Rest and Invest: Fosun Group Buys A Piece Of Club Med
Not content to sit back while other global luxury tourism operators cash in on growing demand from China’s increasingly wealthy middle class, Shanghai-based Fosun Group buys a piece of Club Méditerranée, the Paris-based high-end resorts operator.
Not content to sit back while other global luxury tourism operators cash in on growing demand from China’s increasingly wealthy middle class, a Shanghai company has snapped up a piece of Club Méditerranée, the Paris-based high-end resorts operator.
“Wealthy Chinese love Europe and European luxury brands,” says Sunny Fan, a Beijing-based marketing consultant. “As China grows, Chinese acquisition appetite for luxury goods and even companies will grow.”
China’s nouveau riche are now among the top buyers of European luxury brands, but the Club Med acquisition is the first time a Chinese firm has invested in a top European resort. It won’t be the last.
“We expect this to be the start of a long-lasting trend, with powerful synergies between Chinese groups looking for a global reach and deploying capital and global firms with strong brands or technology looking for capital,” says André Loesekrug-Pietri, founder and managing partner of Hong Kong–based A Capital Asia, which advised Fosun Group when it paid €23.38 million ($28.14 million) for a 7.1 percent stake in Club Med in June. “This deal is the first-ever minority investment by a Chinese group into a global brand in order to strongly support its China strategy.”

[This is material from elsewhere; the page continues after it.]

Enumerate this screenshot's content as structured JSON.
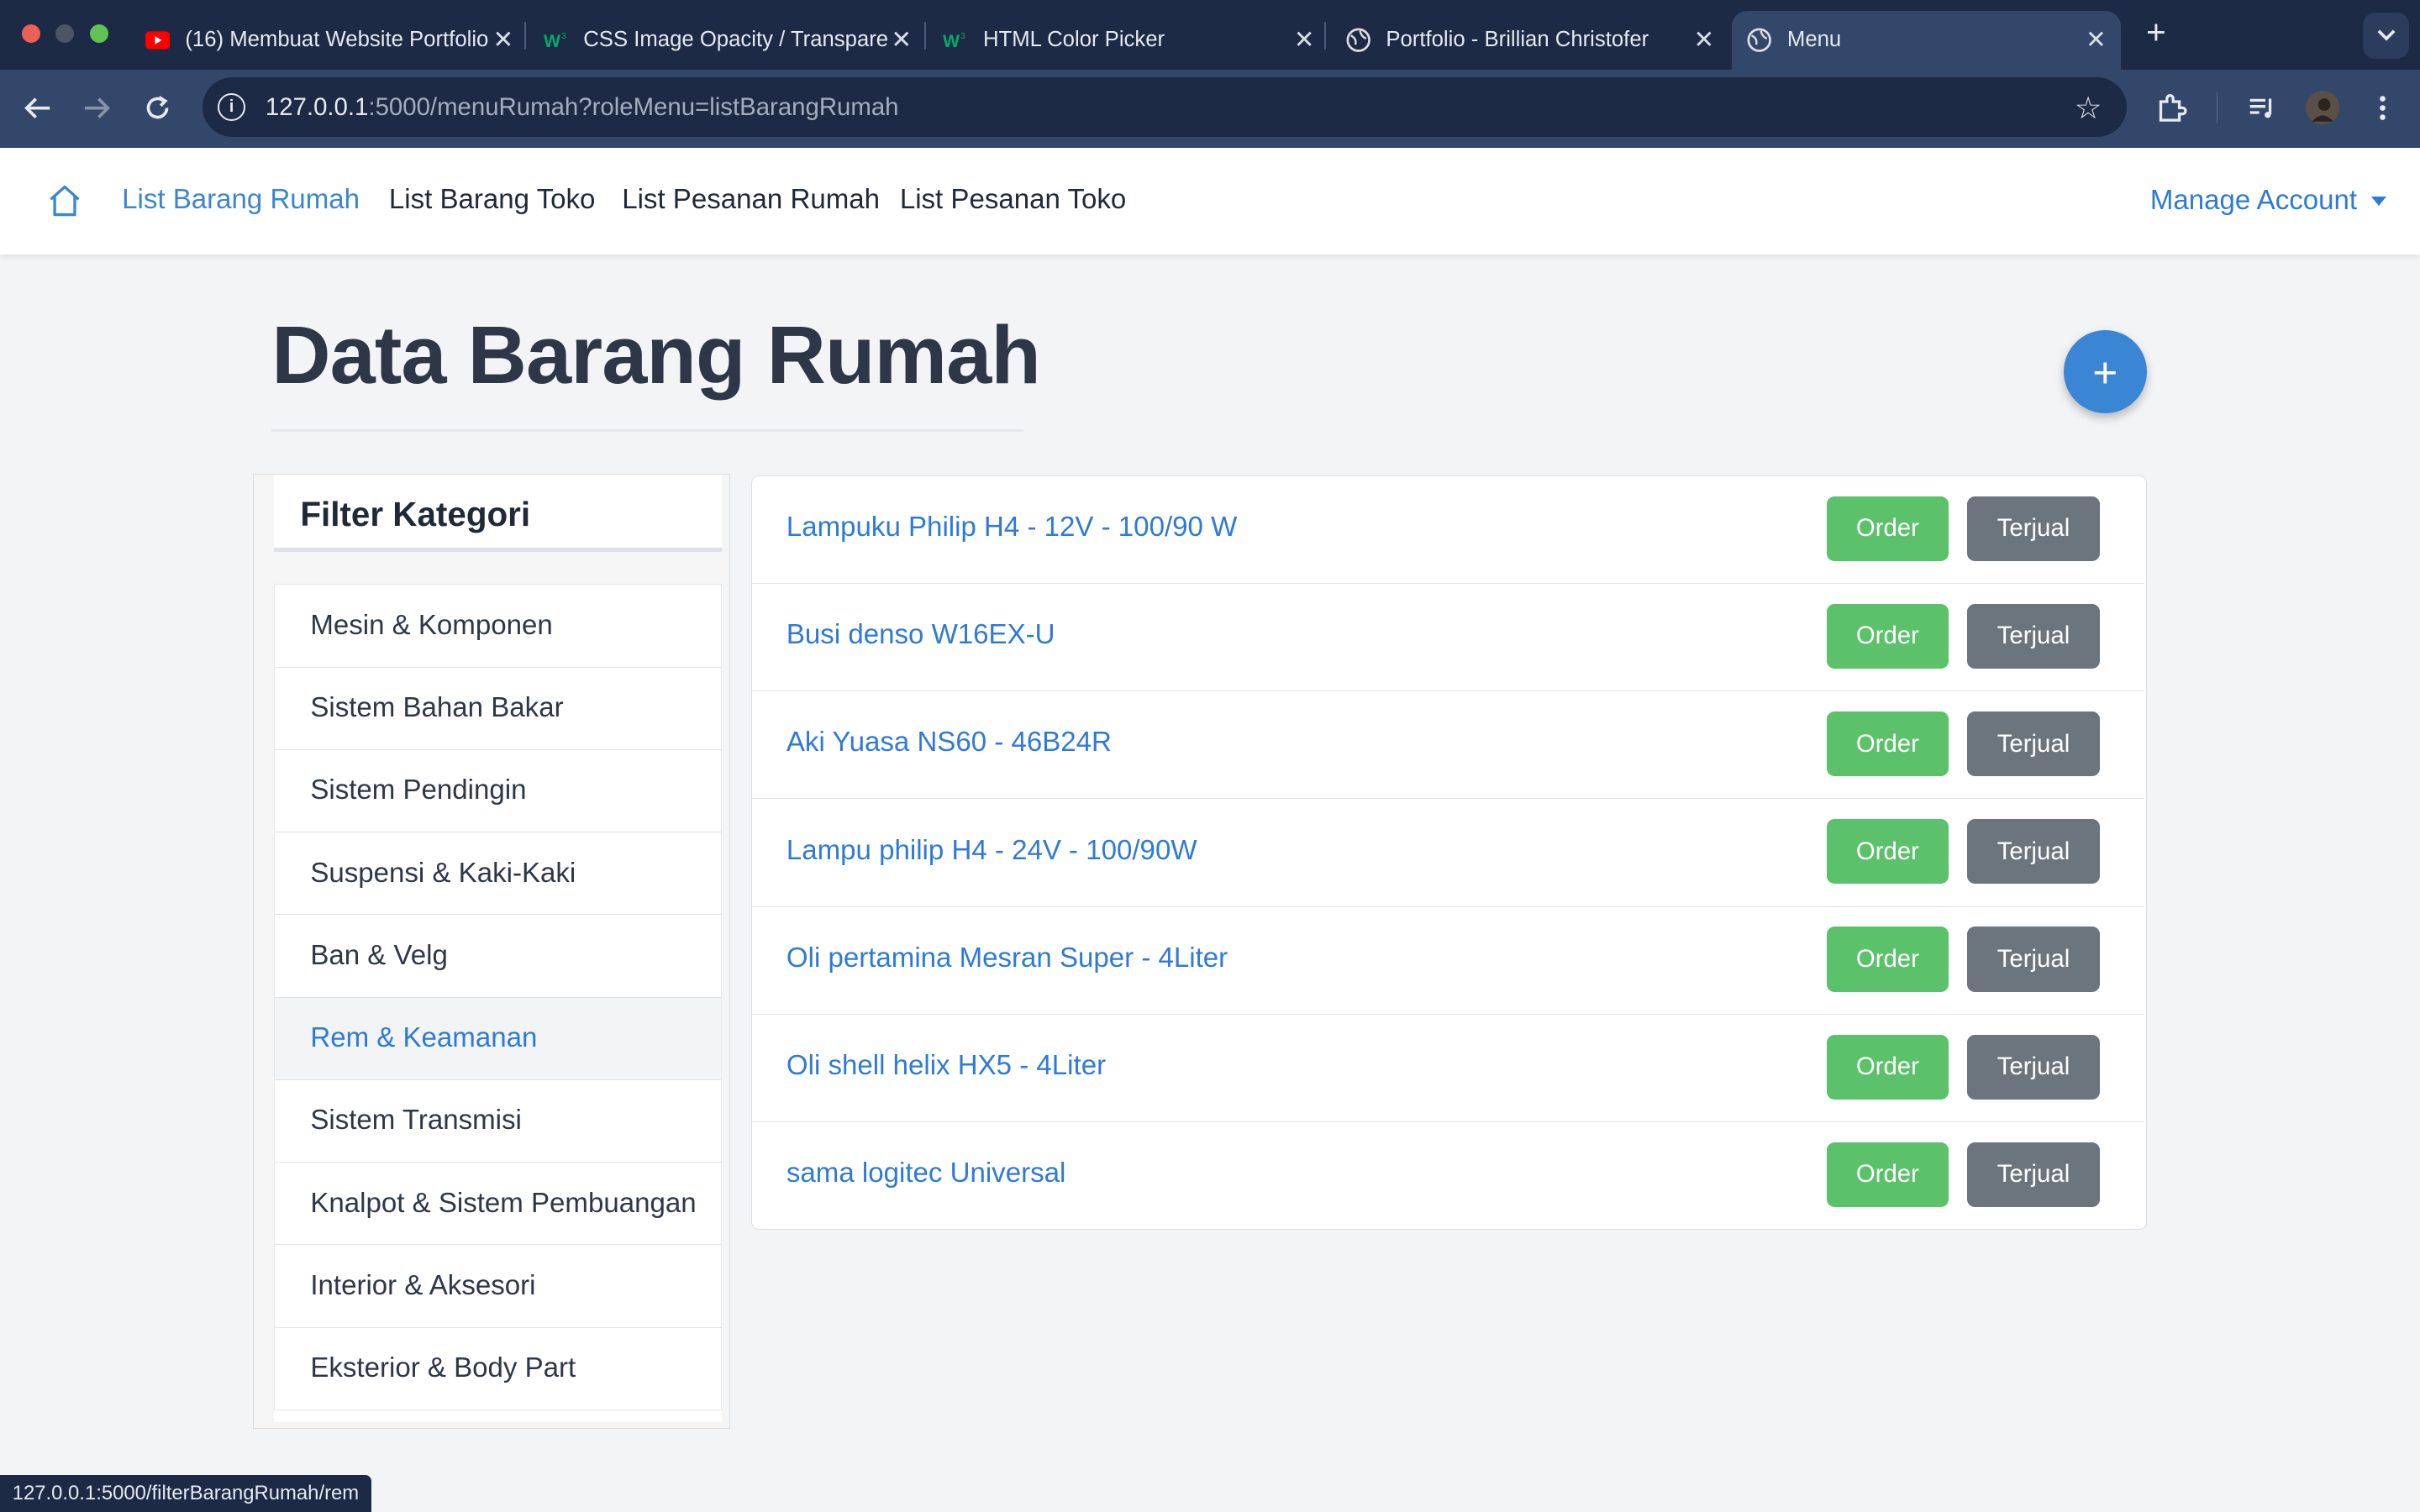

Founded in 1992 by four graduates of Shanghai’s Fudan University, Fosun specializes in taking strategic stakes in private and publicly listed Chinese companies in sectors including media, pharmaceuticals, property development, steel, mining and retail distribution.
Next stop: tourism. The Club Med investment indicates Fosun isn’t restricting itself to Chinese companies. A hint may have been its move in February to lure former U.S. Treasury secretary John Snow onto its board as an adviser. Fosun also established a joint venture with private equity giant Carlyle Group, with an eye to investing $100 million in fast-growing Chinese companies, predominantly in the technology sector, but also in the growing niche of environmental technology.

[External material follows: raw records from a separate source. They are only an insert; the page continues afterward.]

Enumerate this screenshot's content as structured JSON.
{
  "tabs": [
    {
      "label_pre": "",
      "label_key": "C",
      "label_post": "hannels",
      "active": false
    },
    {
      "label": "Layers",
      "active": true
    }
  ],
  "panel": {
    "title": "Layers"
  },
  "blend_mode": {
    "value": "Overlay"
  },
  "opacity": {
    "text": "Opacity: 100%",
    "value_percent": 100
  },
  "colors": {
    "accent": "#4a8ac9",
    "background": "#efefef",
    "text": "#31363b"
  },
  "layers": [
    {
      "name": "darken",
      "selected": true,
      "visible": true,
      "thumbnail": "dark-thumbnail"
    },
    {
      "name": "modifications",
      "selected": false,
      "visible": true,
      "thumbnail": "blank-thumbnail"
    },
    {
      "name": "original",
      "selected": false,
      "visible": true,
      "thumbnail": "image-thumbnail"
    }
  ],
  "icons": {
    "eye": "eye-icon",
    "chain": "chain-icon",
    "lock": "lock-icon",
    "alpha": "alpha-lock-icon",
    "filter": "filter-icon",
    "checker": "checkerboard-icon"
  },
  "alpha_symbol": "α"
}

Club Med, which operates 80 resorts around the world, is due to open its first China operation later this year — a ski resort called Club Med Yabuli in northeast China, near the Russian border. Fosun will help Club Med market its European resorts to Chinese vacationers by leveraging its stakes in some major Chinese media companies, including Sina.com.
China’s tourism market is exploding. Total domestic travel topped 1 trillion yuan ($146 billion) for the first time in 2009, with a record 1.9 billion trips. According to the China Tourism Academy in Beijing, there were about 49 million overseas trips in 2009, and that’s expected to climb to 54 million this year. The United Nations World Tourism Organization predicts China will be the world’s fourth-largest source of outbound tourists by 2020, with 100 million overseas visits.
Still, it doesn’t mean there aren’t political challenges as China’s top firms seek to expand by acquisition into global markets. When they tried taking larger stakes in Wall Street firms and Australian mining companies during the past two years, for example, Chinese investors were rebuffed. “Fosun realizes there are many cultural and political challenges, and that it’s better to seek just a small stake at the beginning,” says Loesekrug-Pietri. The firm will limit its stake to no more than 10 percent for the coming 24 months.